In Athens, Finance Minister Evangelos Venizelos said a combination of the country's written pledges, Parliament's passage of the austerity measures with a two-thirds majority and labor reform legislation were "a credible response to all those in Europe who doubt our ability to implement the program and to continue its implementation after the coming elections."
But a German government official described the conference call as "intense and at times very technical." He said the participants received information on some of the debated topics only minutes before the call started, "which because of the short notice couldn't be verified and evaluated in detail."
The official said no minister challenged the idea that surveillance had to be strengthened and that paying off Greece's debts should have priority. He was speaking on condition of anonymity to discuss the confidential discussion between ministers.
Despite rumors that the bailout could be delayed until after the elections, Juncker said he expected the finance ministers "to be able to take all the necessary decisions" at their next meeting on Monday.
Finance ministers held their conference call amid doubts in some countries over whether the euro130 billion package of rescue loans, which comes on top of a euro110 billion bailout granted in May 2010, can ultimately save recession-ridden Greece.
The second bailout is also tied to a euro100 billion debt-relief deal with bondholders, under which the private creditors will swap the bonds they hold for ones with lower values and longer maturity dates.
Greece needs to secure the bailout before next month or it risks defaulting on a euro14.5 billion bond redemption in late March.
Venizelos said the country's austerity targets this year were clarified during Wednesday's conference call. But he added that the discussion also focused on the political and social situation in Greece, where two years of harsh cuts have led to frequently violent demonstrations.
In an appeal for unity among political parties and society in general, Venizelos insisted that austerity was the only possible way forward.

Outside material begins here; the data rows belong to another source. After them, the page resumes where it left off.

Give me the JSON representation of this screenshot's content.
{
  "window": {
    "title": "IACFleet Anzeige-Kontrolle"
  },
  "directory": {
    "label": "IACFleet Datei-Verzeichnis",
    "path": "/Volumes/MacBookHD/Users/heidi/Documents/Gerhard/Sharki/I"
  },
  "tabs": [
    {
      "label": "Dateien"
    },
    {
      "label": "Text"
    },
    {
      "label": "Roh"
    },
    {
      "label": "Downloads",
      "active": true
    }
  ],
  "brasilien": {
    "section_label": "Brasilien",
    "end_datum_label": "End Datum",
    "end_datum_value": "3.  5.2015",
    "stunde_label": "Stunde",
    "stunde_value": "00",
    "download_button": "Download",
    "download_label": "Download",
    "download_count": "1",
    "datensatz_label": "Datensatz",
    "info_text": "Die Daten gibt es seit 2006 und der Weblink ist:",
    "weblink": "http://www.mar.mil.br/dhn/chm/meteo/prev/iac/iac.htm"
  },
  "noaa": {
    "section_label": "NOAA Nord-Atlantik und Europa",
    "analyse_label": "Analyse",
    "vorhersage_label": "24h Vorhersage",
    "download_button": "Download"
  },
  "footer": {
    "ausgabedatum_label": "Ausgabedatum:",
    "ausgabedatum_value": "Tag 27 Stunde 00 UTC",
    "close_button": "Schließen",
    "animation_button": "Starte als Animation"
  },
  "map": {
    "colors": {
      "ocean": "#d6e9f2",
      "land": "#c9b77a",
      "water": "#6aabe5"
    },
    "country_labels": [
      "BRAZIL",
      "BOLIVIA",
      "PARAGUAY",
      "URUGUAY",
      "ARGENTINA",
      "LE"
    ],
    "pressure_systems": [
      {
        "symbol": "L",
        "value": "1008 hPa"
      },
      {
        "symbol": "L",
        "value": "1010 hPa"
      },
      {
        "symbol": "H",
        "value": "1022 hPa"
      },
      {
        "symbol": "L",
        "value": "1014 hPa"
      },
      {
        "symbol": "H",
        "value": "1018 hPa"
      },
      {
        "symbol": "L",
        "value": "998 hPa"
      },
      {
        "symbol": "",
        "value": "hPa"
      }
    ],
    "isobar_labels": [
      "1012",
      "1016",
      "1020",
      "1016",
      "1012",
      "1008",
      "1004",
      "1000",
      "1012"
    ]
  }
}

"Those who support ... another solution, but don't say what that solution is, or those who support a solution of an exit from the euro, return to the drachma, a solution of a default, are not offering any help to the Greek citizen," he said. "Those who criticize us because we are taking difficult decisions by cutting salaries and pensions, or reducing income and living standards, do not understand that with their reaction, their blind and myopic reaction, they are endangering the income, the pensions, the salaries, living standards which can suddenly collapse."
It is not only from within Greece that there is opposition to the country's bailout program.
Some European politicians have grown tired of Greece repeatedly missing budget targets and failing to implement promised cuts, reforms and sales of state assets. There are also concerns that the second bailout may not be enough to lift Greece out of its steep recession _ its economy shrank 7 percent in the final quarter of 2011 from a year earlier _ and leave it with a manageable debt load.
"There are many in the eurozone who don't want us any more," Venizelos told the country's president, Karolos Papoulias, earlier in the day.
Greece, Venizelos added, had to persuade the skeptics that the country could stay in the currency union and regain lost ground in reforming its economy.
"We are facing a situation that is particular because we are constantly being given new terms and conditions," he said.
In Berlin, German Chancellor Angela Merkel's spokesman, Steffen Seibert, sharply rejected a question about market rumors that Germany has decided a Greek bankruptcy is acceptable.
"I can say very clearly for the German government that these rumors are wrong _ there is no such decision by Germany," he said.
Becatoros reported from Athens, Greece. Derek Gatopoulos and Nicholas Paphitis in Athens, Geir Moulson in Berlin and Raf Casert in Brussels contributed.